On Sunday, July 17, 2022, a tragic and most preventable midair collision occurred above the North Las Vegas Airport. The aircraft involved were a single-engine Piper PA-46 (N97CX) and a single-engine Cessna 172 (N160RA). Two persons were on board each aircraft, and all four perished in the accident. The victims were a student pilot and his instructor in the Cessna and two certified pilots in the Malibu.

Collisions of aircraft while in flight are unforgiving. Even slight contact involving minor structural damage could result in an aircraft being uncontrollable in flight, hundreds, or thousands of feet above the ground. Unfortunately, very few have been fortunate to survive midair collisions.

AOPA has done a comprehensive breakdown of what is known about the collision.

While we can expect a year before a final report from the NTSB is released, according to the AOPA Early Analysis, assuming it is accurate, one primary cause appears to be that the Piper conducted an improper approach to landing, lined up with the wrong runway, and continued its approach until the collision.

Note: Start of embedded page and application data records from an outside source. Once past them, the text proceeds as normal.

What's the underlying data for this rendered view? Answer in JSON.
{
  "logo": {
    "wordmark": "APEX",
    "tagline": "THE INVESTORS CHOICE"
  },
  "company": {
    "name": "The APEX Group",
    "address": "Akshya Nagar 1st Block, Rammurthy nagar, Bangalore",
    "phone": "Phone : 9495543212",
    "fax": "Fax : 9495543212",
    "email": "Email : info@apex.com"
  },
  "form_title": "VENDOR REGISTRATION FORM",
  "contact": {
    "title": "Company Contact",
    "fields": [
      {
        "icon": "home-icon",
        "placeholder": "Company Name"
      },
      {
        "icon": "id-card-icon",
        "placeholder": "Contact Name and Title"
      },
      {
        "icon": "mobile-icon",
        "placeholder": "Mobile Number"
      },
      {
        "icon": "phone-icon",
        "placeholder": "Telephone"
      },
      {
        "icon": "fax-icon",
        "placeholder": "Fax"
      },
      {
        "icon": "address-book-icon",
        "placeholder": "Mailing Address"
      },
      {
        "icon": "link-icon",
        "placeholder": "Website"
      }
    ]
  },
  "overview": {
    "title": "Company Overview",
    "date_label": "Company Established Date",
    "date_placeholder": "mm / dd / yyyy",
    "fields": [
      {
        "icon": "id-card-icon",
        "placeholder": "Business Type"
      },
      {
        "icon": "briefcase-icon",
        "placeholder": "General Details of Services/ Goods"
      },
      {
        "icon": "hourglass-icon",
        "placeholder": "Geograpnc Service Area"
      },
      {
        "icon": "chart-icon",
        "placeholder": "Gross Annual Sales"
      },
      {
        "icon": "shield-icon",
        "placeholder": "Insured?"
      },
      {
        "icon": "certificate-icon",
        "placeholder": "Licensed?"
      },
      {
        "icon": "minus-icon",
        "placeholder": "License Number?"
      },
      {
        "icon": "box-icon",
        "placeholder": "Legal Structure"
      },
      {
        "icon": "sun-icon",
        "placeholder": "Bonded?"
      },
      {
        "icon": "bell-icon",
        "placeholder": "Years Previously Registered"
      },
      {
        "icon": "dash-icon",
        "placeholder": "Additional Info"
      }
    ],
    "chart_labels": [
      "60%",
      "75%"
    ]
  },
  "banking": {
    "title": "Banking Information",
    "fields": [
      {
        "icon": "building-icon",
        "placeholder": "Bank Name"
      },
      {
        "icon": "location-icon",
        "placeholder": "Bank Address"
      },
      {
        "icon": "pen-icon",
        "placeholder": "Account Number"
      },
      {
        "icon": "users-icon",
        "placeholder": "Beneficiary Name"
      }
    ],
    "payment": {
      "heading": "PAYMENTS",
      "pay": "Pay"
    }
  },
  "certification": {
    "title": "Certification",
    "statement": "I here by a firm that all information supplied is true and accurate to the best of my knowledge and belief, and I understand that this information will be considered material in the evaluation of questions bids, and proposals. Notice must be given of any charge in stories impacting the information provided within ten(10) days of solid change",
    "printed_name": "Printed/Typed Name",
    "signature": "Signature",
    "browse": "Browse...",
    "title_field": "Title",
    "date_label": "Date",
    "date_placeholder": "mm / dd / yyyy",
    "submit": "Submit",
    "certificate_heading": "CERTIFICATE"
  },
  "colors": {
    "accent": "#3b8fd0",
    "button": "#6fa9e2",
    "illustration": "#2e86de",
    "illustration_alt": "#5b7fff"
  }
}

What makes this midair crash most unusual and very upsetting is that it occurred in strictly controlled airspace where aircraft separation is the task of the control tower at the North Las Vegas Airport. What critical and fatal mistakes were made regarding the instructions given to the pilots of the Piper and Cessna aircraft are yet to be known. However, what is known strongly suggests that this accident was entirely preventable, and some responsibility may lie with Air Traffic Control.

As with many accidents, there is a causal chain of errors that lead to their deadly conclusion:

First, you’ll hear a random person on tower frequency start unprofessionally chatting with the 7CX pilot and asking a non-essential personal question, to which the ATC provides no correction.

Second, the controller failed to provide useful traffic advisories in the period from 1900 to 1903Z (collision was approximately at 19:02:50 UTC).

Controllers can issue multiple clearances to land on the same runway as long as they are separated. Therefore, it is not only crucial but also required for controllers to issue traffic alerts when in their judgment, aircraft in close proximity to each other may pose a hazard.

The number one responsibility of an air traffic controller is to prevent collision between aircraft. At towered airports, the controllers control the traffic, not the pilots. Controllers don’t just let the pilots do what they want without their approval.

Even with ADSB in the cockpit, a pilot may not have total traffic awareness without traffic advisories from a controller. While it is at the pilot’s discretion when to turn to final after being cleared to land, it is the controller’s judgment as to when to issue that clearance, and that should be after ensuring no conflicts with other traffic.

While the Malibu pilot may be responsible for making a wide base turn to 30L and even lining up on 30R, could a simple traffic advisory have made him or the Cessna pilots more aware?

Regardless, an investigation of potentially at-fault parties should include the pilot and operators of the Malibu, air traffic control, the manufacturer of any defective ADS-B units, and possibly other individuals or entities, depending on the facts. If a midair collision case goes to trial, a jury will allocate fault on a percentage basis to each of the culpable persons and entities. This is done independent of any NTSB conclusions, as NTSB reports are inadmissible in evidence at trial.

Midair collisions are challenging, multi-causal, and complicated. Families of victims in these accidents deserve to get all of the answers based on all of the facts, so that they know why their loved ones died.

Aviation Law Group has successfully handled many midair aviation accidents. Most recently we represented four people who were involved in a midair collision in Alaska in 2019 between two seaplanes that collided at approximately 3350 feet above the inland sea near Ketchikan. Six persons died in that accident and nine were seriously injured.

At Aviation Law Group safety improvements are one of our primary goals. When appropriate we seek meaningful and effective changes to prevent similar accidents from happening. Regarding this accident, the NTSB/FAA should undertake (yet another) study of midair collisions in light of available (and foreseeable future) technology. Though a study alone is not enough, the resulting recommendations must be approved and implemented, and subject to change in light of changing technology.  There needs to be a continuous, systematic, and coordinated effort by government and the aviation industry to significantly decrease the risk of midair collisions. The technological ability is there, it needs to be fully used.